The second release will be a 100% Baga from Bairrada which Niepoort describes as the flagship wine of the Nat’Cool brand. The unoaked red from the chalky soils of Niepoort’s Quinta de Baixo vineyards will be called ‘Nat’Cool’, reflecting its status as the flagship of the brand, and is described as ‘a light, sexy, fresh and vibrant example’ of Bairrada terroir.
Further Nat’Cool releases will come from several of Niepoort’s winemaking friends in Portugal. Luis Pedro Candido from Quinto do Carolina in the Douro has made 1,000 one-litre bottles of 9% alcohol ‘Beaujolais-style’ Touriga Nacional called Primata, which will carry a Nat’Cool stamp. Primata was bottled one month ago and will also be released this year.
In addition, Quinta Dos Capuchos in Lisbon is set to release a Nat’Cool Castelão from the 2016 vintage, while chef-turned winemaker Vitor Claro is aiming to release a red Nat’Cool Vinho Verde from the 2017 vintage. Meanwhile another winemaking friend of Niepoort, Luis Faisca in Dão, is making a no-added-SO2 white wine called Moreish.
Outside Portugal, Niepoort’s connection in Germany is also set to yield up Nat’Cool bottlings. Two Nat’Cool wines are expected from FIO, Niepoort’s collaborative project with Philipp Kettern in the Mosel.
‘I have a few friends who are going to play this game,’ Niepoort told Imbibe.
‘So everybody does their own label, but there is [also]a stamp with Nat’Cool. Basically the theory behind it is making something that is natural – whatever that means, so this is not fundamentalist – but it’s basically should be something typical of the area, it should be easy, it should be not woody, it should have good acidity, not too much alcohol, and it should be something that you want to drink.

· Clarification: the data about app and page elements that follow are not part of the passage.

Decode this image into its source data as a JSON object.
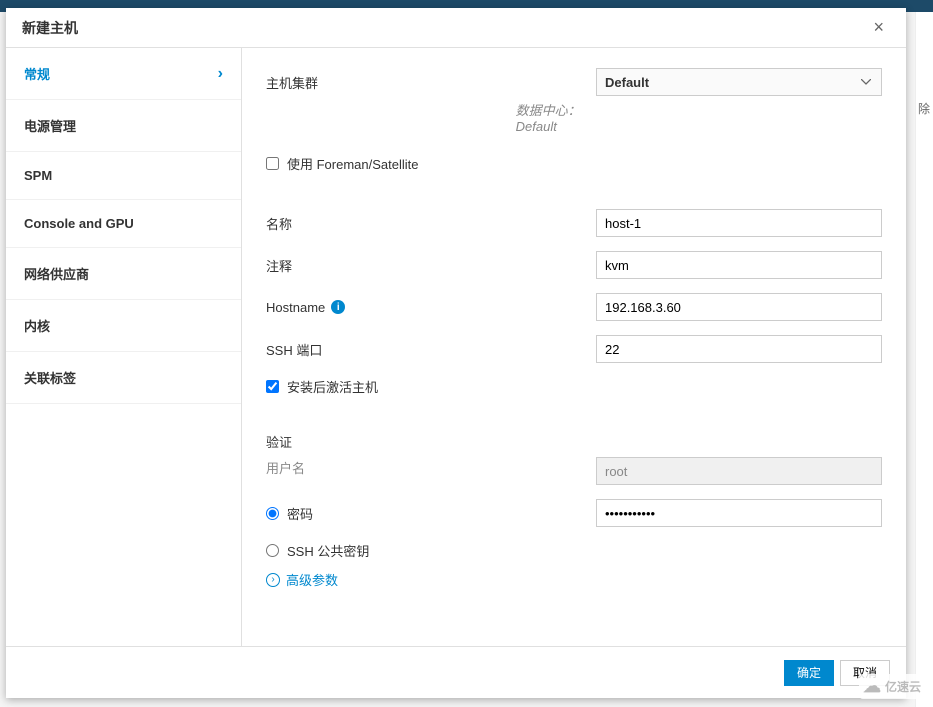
{
  "modal": {
    "title": "新建主机",
    "close_label": "×"
  },
  "sidebar": {
    "items": [
      {
        "label": "常规",
        "active": true
      },
      {
        "label": "电源管理"
      },
      {
        "label": "SPM"
      },
      {
        "label": "Console and GPU"
      },
      {
        "label": "网络供应商"
      },
      {
        "label": "内核"
      },
      {
        "label": "关联标签"
      }
    ]
  },
  "form": {
    "cluster_label": "主机集群",
    "cluster_value": "Default",
    "datacenter_label": "数据中心：",
    "datacenter_value": "Default",
    "foreman_label": "使用 Foreman/Satellite",
    "foreman_checked": false,
    "name_label": "名称",
    "name_value": "host-1",
    "comment_label": "注释",
    "comment_value": "kvm",
    "hostname_label": "Hostname",
    "hostname_value": "192.168.3.60",
    "ssh_port_label": "SSH 端口",
    "ssh_port_value": "22",
    "activate_label": "安装后激活主机",
    "activate_checked": true,
    "auth_title": "验证",
    "username_label": "用户名",
    "username_value": "root",
    "password_radio_label": "密码",
    "password_value": "•••••••••••",
    "sshkey_radio_label": "SSH 公共密钥",
    "auth_mode": "password",
    "advanced_label": "高级参数"
  },
  "footer": {
    "ok_label": "确定",
    "cancel_label": "取消"
  },
  "watermark": "亿速云",
  "peek": "除"
}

And ideally sold in a litre bottle.’
Niepoort added that he would like Nat’Cool to represent a ‘new category in wine’ which might also be extended to other consumable products such as food and tea. The winemaker already makes tea alongside Nina Gruntowski through the Chá Camélia brand.
‘I would like to create a new category – for the moment wine, but also maybe tea and food. I would like you as a customer, if you see in the shop something which is called Nat’Cool, to know exactly what you are going to get. You will know the area of the wine, you will know what kind of wine it will be. The idea is not to make the best wine in the world, it is to make the most drinkable wine in the world, and a wine that is fun to drink.
‘There aren’t many rules except that I should taste the wine and like it,’ he added. ‘And it should be something that is fun to drink and it shouldn’t be too expensive – between £10 and £20 but on the lower side.’
The Nat’Cool project follows a similar collaborative project which led to the production of a series of wines released under the ‘Niepoort Projectos’ label. These were small-production wines, often made from regionally atypical grape varieties in the Douro, Dão, Carnuntum in Austria, Ribeira Sacra in Spain and South Africa. This project involved winemakers such as Telmo Rodríguez, Raúl Pérez, Eben Sadie, Stéphane Ogier, Eduardo Ojeda, Christophe Wachter-Wiesler and Luis Cerdeira.